• **Work to be completed**: Working from the records beneath this line, reproduce each one exactly.

Information supplied section start

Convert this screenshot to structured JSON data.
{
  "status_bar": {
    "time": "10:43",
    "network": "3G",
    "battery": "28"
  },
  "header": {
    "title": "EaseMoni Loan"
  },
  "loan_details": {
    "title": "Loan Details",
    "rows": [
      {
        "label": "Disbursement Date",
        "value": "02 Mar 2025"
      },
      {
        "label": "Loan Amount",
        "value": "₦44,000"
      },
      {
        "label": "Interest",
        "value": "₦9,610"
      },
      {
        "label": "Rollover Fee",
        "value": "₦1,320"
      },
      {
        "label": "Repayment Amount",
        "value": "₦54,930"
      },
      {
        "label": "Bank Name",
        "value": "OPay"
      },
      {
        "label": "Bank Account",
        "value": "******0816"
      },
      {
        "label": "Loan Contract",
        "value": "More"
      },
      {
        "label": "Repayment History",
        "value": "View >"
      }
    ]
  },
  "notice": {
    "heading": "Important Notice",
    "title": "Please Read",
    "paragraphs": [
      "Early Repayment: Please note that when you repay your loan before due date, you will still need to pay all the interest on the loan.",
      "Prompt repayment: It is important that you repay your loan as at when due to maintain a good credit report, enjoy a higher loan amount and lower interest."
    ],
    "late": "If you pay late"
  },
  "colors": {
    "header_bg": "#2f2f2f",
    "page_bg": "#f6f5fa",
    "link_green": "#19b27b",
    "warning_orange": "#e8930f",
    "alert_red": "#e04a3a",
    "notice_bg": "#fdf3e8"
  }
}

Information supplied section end

• **Solved problem**:
Convert this screenshot to structured JSON data.
{
  "status_bar": {
    "time": "10:43",
    "network": "3G",
    "battery": "28"
  },
  "header": {
    "title": "EaseMoni Loan"
  },
  "loan_details": {
    "title": "Loan Details",
    "rows": [
      {
        "label": "Disbursement Date",
        "value": "02 Mar 2025"
      },
      {
        "label": "Loan Amount",
        "value": "₦44,000"
      },
      {
        "label": "Interest",
        "value": "₦9,610"
      },
      {
        "label": "Rollover Fee",
        "value": "₦1,320"
      },
      {
        "label": "Repayment Amount",
        "value": "₦54,930"
      },
      {
        "label": "Bank Name",
        "value": "OPay"
      },
      {
        "label": "Bank Account",
        "value": "******0816"
      },
      {
        "label": "Loan Contract",
        "value": "More"
      },
      {
        "label": "Repayment History",
        "value": "View >"
      }
    ]
  },
  "notice": {
    "heading": "Important Notice",
    "title": "Please Read",
    "paragraphs": [
      "Early Repayment: Please note that when you repay your loan before due date, you will still need to pay all the interest on the loan.",
      "Prompt repayment: It is important that you repay your loan as at when due to maintain a good credit report, enjoy a higher loan amount and lower interest."
    ],
    "late": "If you pay late"
  },
  "colors": {
    "header_bg": "#2f2f2f",
    "page_bg": "#f6f5fa",
    "link_green": "#19b27b",
    "warning_orange": "#e8930f",
    "alert_red": "#e04a3a",
    "notice_bg": "#fdf3e8"
  }
}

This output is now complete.